Salty took the helm and Rich took a reading. He sat at the chart table making calculations. He climbed up the companionway and on deck and asked, “How’s she holding?”
“Steady,” Salty said.
“Ever been to Bermuda?” Rich said.
“Only in my dreams,” Salty said.
“Set a course at 115,” Rich said, “and if the wind and seas are good we can be there in five days.”
Salty changed the course to 115.
With a sure destination in mind they could now feel at ease. Rich told Salty about all the exploits back at Lewes.
“So what did you do with the tracker?” Salty said. “Isn’t that what got us in this tangled line.”
“Right,” Rich said, “I almost forget the most important part; while I was on the upper deck I stashed it in a lifeboat.”
Salty laughed heartily.
“Here is the beauty of all this,” Rich said. “As far as the police are concerned it is the Cody Boy who went out to sea. You called them and said The Odyssey was in the bay. Smithson will bring the transmitter down to Cape May and track the ferry back and forth, back and forth across the bay. When he does discover it he’ll find a nice little note for him and Sam.”
After their laughter died down Salty said, “Burned food or you cook?”
“Stay at the helm,” Rich said.
Rich made a meal of cornbread, ham, and beans.
They ate together below and talked.
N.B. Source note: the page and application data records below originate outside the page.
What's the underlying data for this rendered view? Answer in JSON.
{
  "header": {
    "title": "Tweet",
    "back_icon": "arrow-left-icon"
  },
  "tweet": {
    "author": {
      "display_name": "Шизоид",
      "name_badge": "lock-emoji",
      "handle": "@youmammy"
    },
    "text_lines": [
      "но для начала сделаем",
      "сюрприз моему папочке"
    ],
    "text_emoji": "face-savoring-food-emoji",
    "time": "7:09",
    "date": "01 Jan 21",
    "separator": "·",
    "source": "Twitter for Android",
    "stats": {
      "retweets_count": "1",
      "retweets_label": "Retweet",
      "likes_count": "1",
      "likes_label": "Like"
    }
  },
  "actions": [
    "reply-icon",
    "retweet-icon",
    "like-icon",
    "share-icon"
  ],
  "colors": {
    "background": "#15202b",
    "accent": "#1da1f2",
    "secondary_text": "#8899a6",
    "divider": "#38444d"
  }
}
They laughed and reveled in the past day’s events.
“We got 700 miles of ocean ahead of us,” Rich said. “Will that test me enough to see if I got what it takes.”
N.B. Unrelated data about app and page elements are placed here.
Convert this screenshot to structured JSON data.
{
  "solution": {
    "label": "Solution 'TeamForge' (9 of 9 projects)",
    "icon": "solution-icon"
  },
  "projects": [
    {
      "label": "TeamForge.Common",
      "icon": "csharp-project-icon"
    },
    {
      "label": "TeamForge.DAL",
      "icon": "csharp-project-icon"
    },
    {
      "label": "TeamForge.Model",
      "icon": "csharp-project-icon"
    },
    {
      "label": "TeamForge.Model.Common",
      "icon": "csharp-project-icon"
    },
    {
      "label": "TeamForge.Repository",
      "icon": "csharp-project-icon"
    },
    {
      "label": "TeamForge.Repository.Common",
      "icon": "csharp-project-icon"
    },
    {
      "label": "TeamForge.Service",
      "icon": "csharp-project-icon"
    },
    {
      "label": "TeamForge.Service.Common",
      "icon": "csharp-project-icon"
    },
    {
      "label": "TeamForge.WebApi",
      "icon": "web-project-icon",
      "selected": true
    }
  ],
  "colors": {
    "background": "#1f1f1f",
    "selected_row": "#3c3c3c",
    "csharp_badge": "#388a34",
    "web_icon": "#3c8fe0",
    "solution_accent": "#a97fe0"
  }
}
“You have it,” Salty said. “I think the sea is the place for you; it’s the land-lovers you seem to have the most trouble with.”
“I want to just sail,” Rich said, “and go forever and never stop. It seems like when I’m in one place too long strange and bad things happen. I’m okay for a while. I have to keep going.”
“I’m not good at these sort of things,” Salty said. “I can hardly figure out my own problems, but maybe when you stay someplace things are good until what you leave behind catches up.”
“That’s kind of direct,” Rich said.
“Just a thought,” Salty said.
“Maybe you hit a nerve,” Rich said.
“Some people sail around the world to accomplish something, others for glory, others to run away from problems. Is one of them you?” Salty said. “Because the trip was planned long before the trouble with White and Smithson. They are just expeditors.”
“I really don’t know,” Rich said. “I just don’t know.” Rich paused. “Why did you try it?”
“None of the above,” Salty said.
The sound of pounding waves against the hull, the whistle of the wind over the deck, and the rapid flutter of the sails were the only sounds. Rich stood and grabbed the coffee from the stove and poured two cups. They both sipped.
“Than what?” Rich said.
“The same reason as you,” Salty said.
“To find yourself?” Rich said.
“Yeah,” Salty said, “and I never did.”